F: What I love about this is that yes, Sadie relied on the support of her friends - they pushed her to get serious about CrossFit and helped her develop confidence in the sport. But at the end of the day, Sadie was strong enough to trust her gut and choose this path because she knew it was right for her regardless of what anyone else said. At the risk of disappointing her tri coach and sponsors, and even at the risk of turning her back on what would have probably been a lucrative career as a triathlete, Sadie chose to do what made her happy and never looked back.
F. How do you come back mentally after a set back? Do you have any examples?
S: Well that's a self-conversion I have a lot of. Last year I really hit it hard, maybe to much. After the 2013 Regional I was determined to get better and work really hard. I was over trained and my diet and rest were not quite where they should have been. I felt really burnt out around the 2013 CrossFit Open. I did maybe too many competitions before and didn't focus on recovery.
I got injured in event 14.3 and that broke my heart. I got a partial avulsion fracture and a torn achilles and that was the end of my season. I was put into a cast. I sulked and ate a lot pizza and had to think about what I wanted to do. I got the cast off and did my rehab.

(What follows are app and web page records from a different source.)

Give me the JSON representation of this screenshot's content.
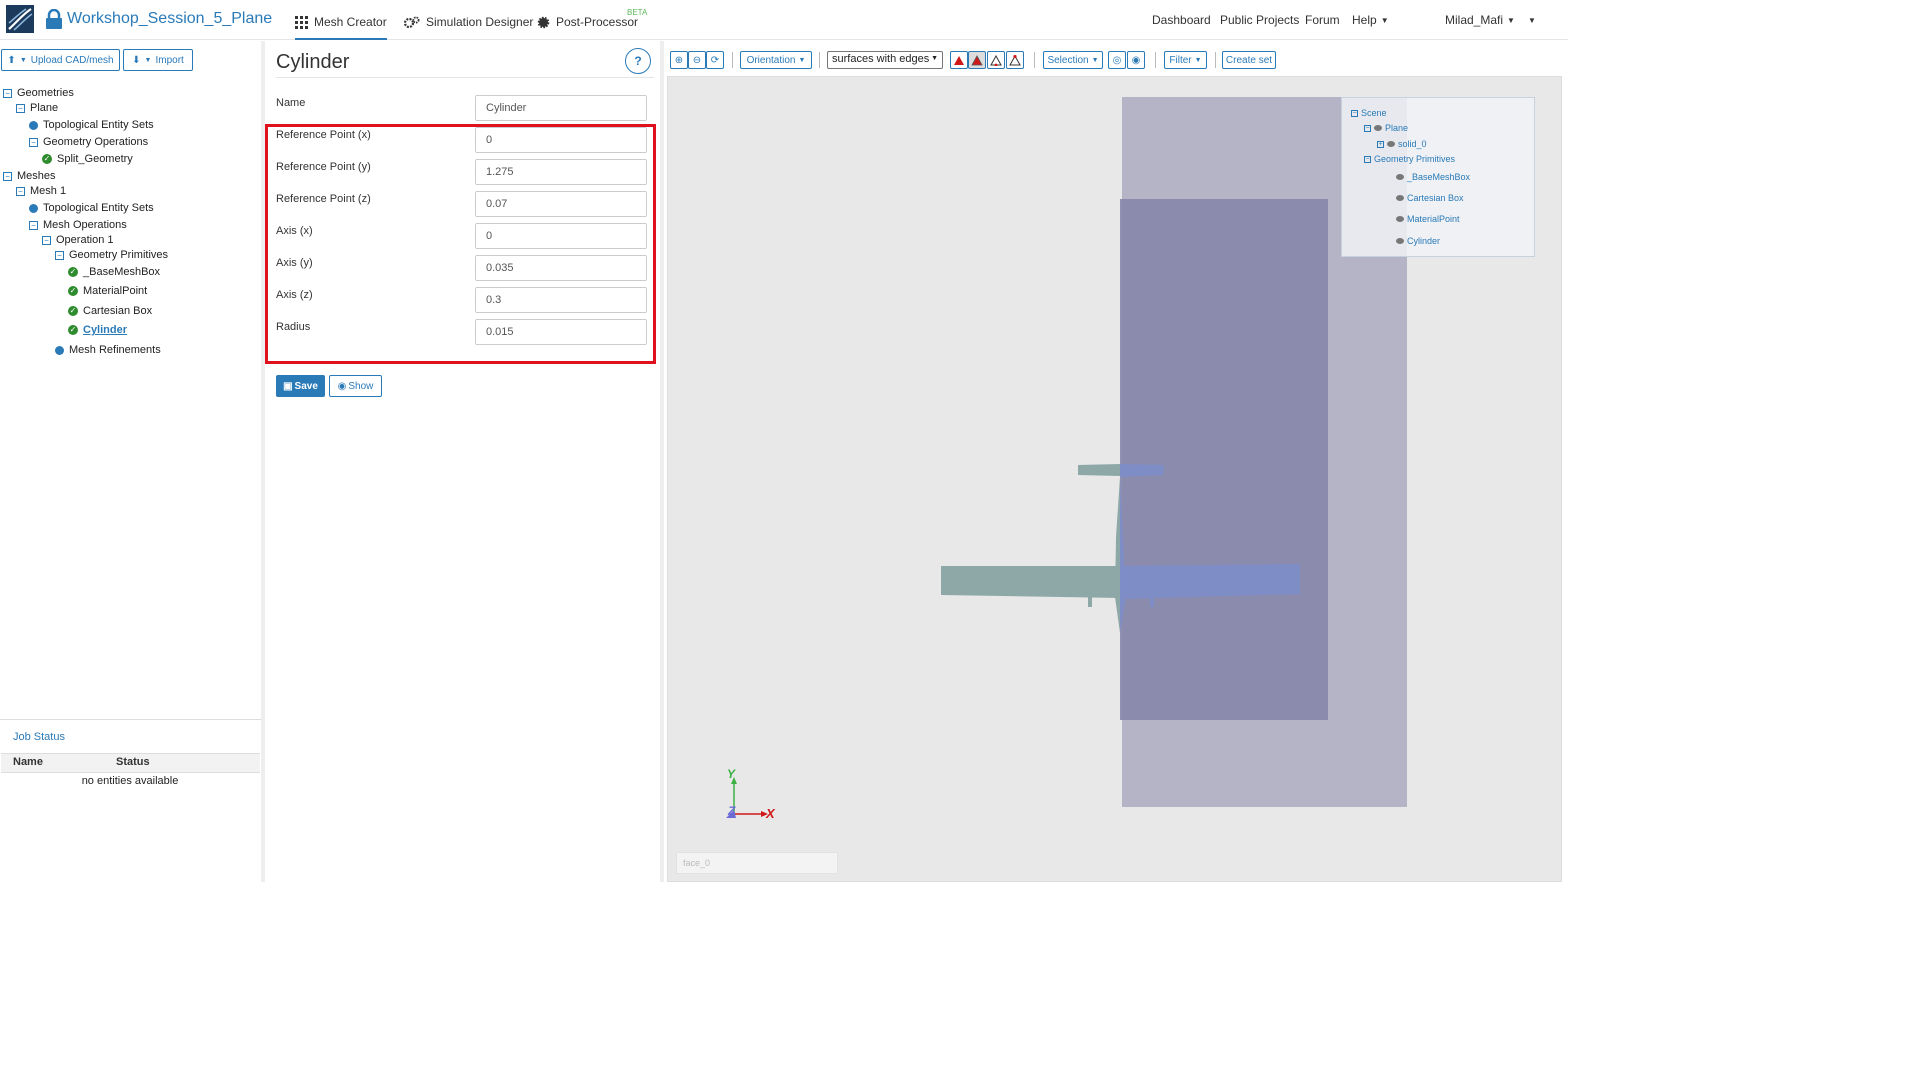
{
  "header": {
    "project_title": "Workshop_Session_5_Plane",
    "tabs": [
      {
        "label": "Mesh Creator"
      },
      {
        "label": "Simulation Designer"
      },
      {
        "label": "Post-Processor"
      }
    ],
    "beta_badge": "BETA",
    "right_nav": {
      "dashboard": "Dashboard",
      "public_projects": "Public Projects",
      "forum": "Forum",
      "help": "Help",
      "user": "Milad_Mafi"
    }
  },
  "left_panel": {
    "upload_label": "Upload CAD/mesh",
    "import_label": "Import",
    "tree": {
      "geometries": "Geometries",
      "plane": "Plane",
      "topo_sets_1": "Topological Entity Sets",
      "geometry_operations": "Geometry Operations",
      "split_geometry": "Split_Geometry",
      "meshes": "Meshes",
      "mesh1": "Mesh 1",
      "topo_sets_2": "Topological Entity Sets",
      "mesh_operations": "Mesh Operations",
      "operation1": "Operation 1",
      "geometry_primitives": "Geometry Primitives",
      "base_mesh_box": "_BaseMeshBox",
      "material_point": "MaterialPoint",
      "cartesian_box": "Cartesian Box",
      "cylinder": "Cylinder",
      "mesh_refinements": "Mesh Refinements"
    },
    "job_status": {
      "title": "Job Status",
      "col_name": "Name",
      "col_status": "Status",
      "empty": "no entities available"
    }
  },
  "form": {
    "title": "Cylinder",
    "help": "?",
    "fields": [
      {
        "label": "Name",
        "value": "Cylinder"
      },
      {
        "label": "Reference Point (x)",
        "value": "0"
      },
      {
        "label": "Reference Point (y)",
        "value": "1.275"
      },
      {
        "label": "Reference Point (z)",
        "value": "0.07"
      },
      {
        "label": "Axis (x)",
        "value": "0"
      },
      {
        "label": "Axis (y)",
        "value": "0.035"
      },
      {
        "label": "Axis (z)",
        "value": "0.3"
      },
      {
        "label": "Radius",
        "value": "0.015"
      }
    ],
    "save_label": "Save",
    "show_label": "Show"
  },
  "toolbar": {
    "orientation": "Orientation",
    "render_mode": "surfaces with edges",
    "selection": "Selection",
    "filter": "Filter",
    "create_set": "Create set"
  },
  "scene_tree": {
    "scene": "Scene",
    "plane": "Plane",
    "solid": "solid_0",
    "geometry_primitives": "Geometry Primitives",
    "items": [
      "_BaseMeshBox",
      "Cartesian Box",
      "MaterialPoint",
      "Cylinder"
    ]
  },
  "viewport": {
    "axis_y": "Y",
    "axis_z": "Z",
    "axis_x": "X",
    "face_placeholder": "face_0"
  },
  "colors": {
    "accent": "#2a7ab8",
    "highlight": "#e0101e",
    "check_green": "#2e8b2e"
  }
}
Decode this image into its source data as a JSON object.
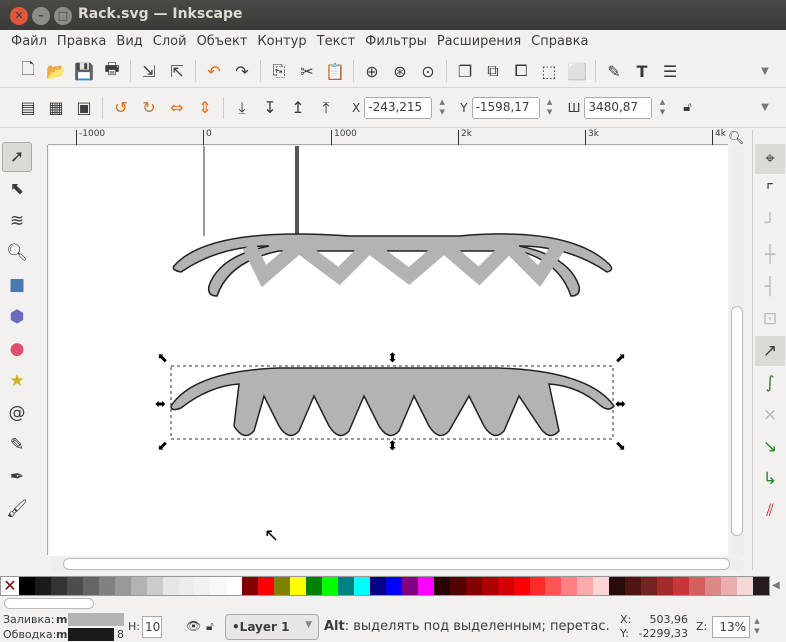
{
  "window": {
    "title": "Rack.svg — Inkscape"
  },
  "menu": [
    "Файл",
    "Правка",
    "Вид",
    "Слой",
    "Объект",
    "Контур",
    "Текст",
    "Фильтры",
    "Расширения",
    "Справка"
  ],
  "toolbar_icons": [
    "new-icon",
    "open-icon",
    "save-icon",
    "print-icon",
    "import-icon",
    "export-icon",
    "undo-icon",
    "redo-icon",
    "copy-icon",
    "cut-icon",
    "paste-icon",
    "zoom-selection-icon",
    "zoom-drawing-icon",
    "zoom-page-icon",
    "duplicate-icon",
    "clone-icon",
    "unlink-clone-icon",
    "group-icon",
    "ungroup-icon",
    "fill-stroke-icon",
    "text-icon",
    "layers-icon"
  ],
  "selectbar": {
    "x_label": "X",
    "x_value": "-243,215",
    "y_label": "Y",
    "y_value": "-1598,17",
    "w_label": "Ш",
    "w_value": "3480,87"
  },
  "ruler": {
    "labels": [
      "-1000",
      "0",
      "1000",
      "2k",
      "3k",
      "4k"
    ]
  },
  "palette": [
    "#000000",
    "#1a1a1a",
    "#333333",
    "#4d4d4d",
    "#666666",
    "#808080",
    "#999999",
    "#b3b3b3",
    "#cccccc",
    "#e6e6e6",
    "#ececec",
    "#f2f2f2",
    "#f8f8f8",
    "#ffffff",
    "#800000",
    "#ff0000",
    "#808000",
    "#ffff00",
    "#008000",
    "#00ff00",
    "#008080",
    "#00ffff",
    "#000080",
    "#0000ff",
    "#800080",
    "#ff00ff",
    "#2b0000",
    "#550000",
    "#800000",
    "#aa0000",
    "#d40000",
    "#ff0000",
    "#ff2a2a",
    "#ff5555",
    "#ff8080",
    "#ffaaaa",
    "#ffd5d5",
    "#280b0b",
    "#501616",
    "#782121",
    "#a02c2c",
    "#c83737",
    "#d35f5f",
    "#de8787",
    "#e9afaf",
    "#f4d7d7",
    "#241c1c"
  ],
  "status": {
    "fill_label": "Заливка:",
    "fill_value": "m",
    "fill_color": "#b3b3b3",
    "stroke_label": "Обводка:",
    "stroke_value": "m",
    "stroke_color": "#1a1a1a",
    "stroke_width": "8",
    "h_label": "H:",
    "h_value": "10",
    "layer": "•Layer 1",
    "message_bold": "Alt",
    "message": ": выделять под выделенным; перетас.",
    "cursor_x_label": "X:",
    "cursor_x": "503,96",
    "cursor_y_label": "Y:",
    "cursor_y": "-2299,33",
    "zoom_label": "Z:",
    "zoom_value": "13%"
  }
}
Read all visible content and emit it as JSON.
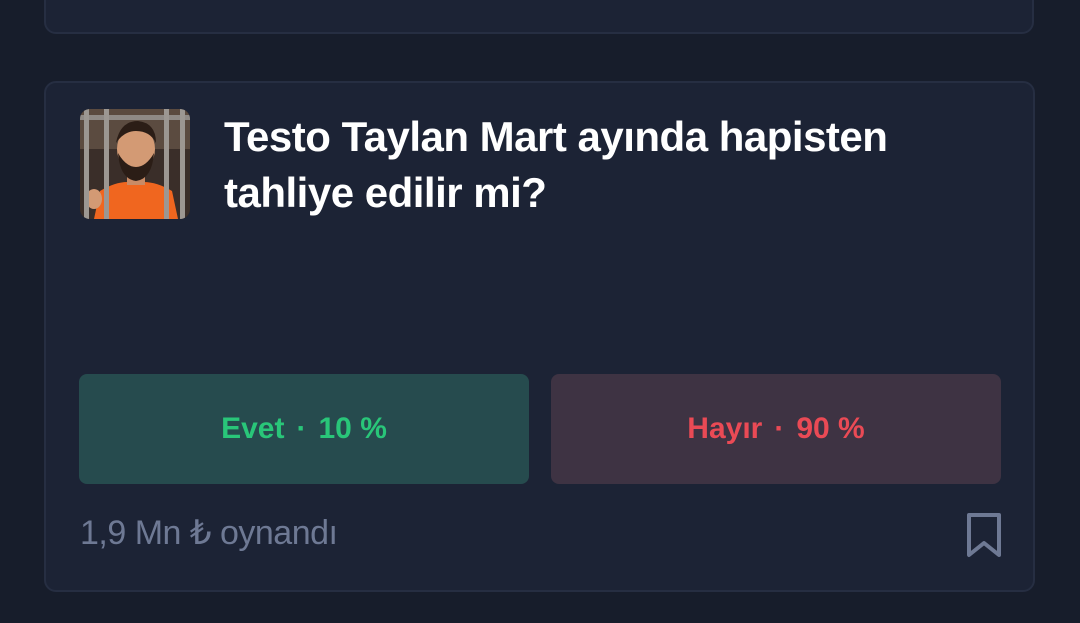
{
  "market": {
    "title": "Testo Taylan Mart ayında hapisten tahliye edilir mi?",
    "volume": "1,9 Mn ₺ oynandı"
  },
  "outcomes": {
    "yes": {
      "label": "Evet",
      "separator": "·",
      "percent": "10 %",
      "color": "#29c679"
    },
    "no": {
      "label": "Hayır",
      "separator": "·",
      "percent": "90 %",
      "color": "#ea4a55"
    }
  },
  "icons": {
    "bookmark": "bookmark-icon"
  }
}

I started out only WOD'ing when I wanted to. I would hop into a class and soon I was feeling it again. Training was making me happy.
I decided to start seriously looking into good programming. I started with The Training Plan and really listened to my body. If I felt like working I did, if not then took a day off. I really liked this program and I stared to want it again - to compete again. I didn't think I'd ever lose that drive. I just have to really listen to what I feel in my heart. If its there, I'm going to love it. If not, then there is no point.
F: What are some of the most important nutrition "rules" that you follow?
S: To eat healthy food and a lot of it, but not to be too crazy strict. I love food so the weekends are the fun meals. I try not to worry about it too much, but during the week I just keep it clean. I can't live the Paleo life while competing or training this hard. I need some carbs!
F: Are you doing anything special to prepare for Regionals?
S: Just trying to have fun the whole time. I train with different people and at different places to change it up.
F: What are your goals/expectations for Regionals?
S: To give it everything I've got. I just really want to push, have fun, and let the dice fall as they may. Of course top 5 should be the goal, but as long as I know I didn't hold back, I will be happy.
F: What are your long term/lifelong goals as an athlete?
S: To keep moving and to never be satisfied. Everyday I'm competing against who I was yesterday.
F: What are your favorite non-gym related activities?
S: I love anything outside - paddle boarding, yoga, running, being on the beach, hanging with my dog and Jordan.
F: We are so proud to welcome Sadie to the Fashletics family. As our Fashlete of the Month, Sadie is receiving a customized sterling silver "Pep Talk" charm with the words of her choice. Sadie chose "Gratitude, Relentless, Strength", and here's why...
Gratitude: Because I am thankful to wake up every day and be able and capable to do what I love in training / coaching/ and competing.
Relentless: To never give up no matter what. To push and give it my all. To be hungry for life.
Strength: There are many parts to this. The obvious being physically and mentally, but also as in being a strong human being. To have strength in my character, to know I can look in the mirror and be happy with who is staring back at me.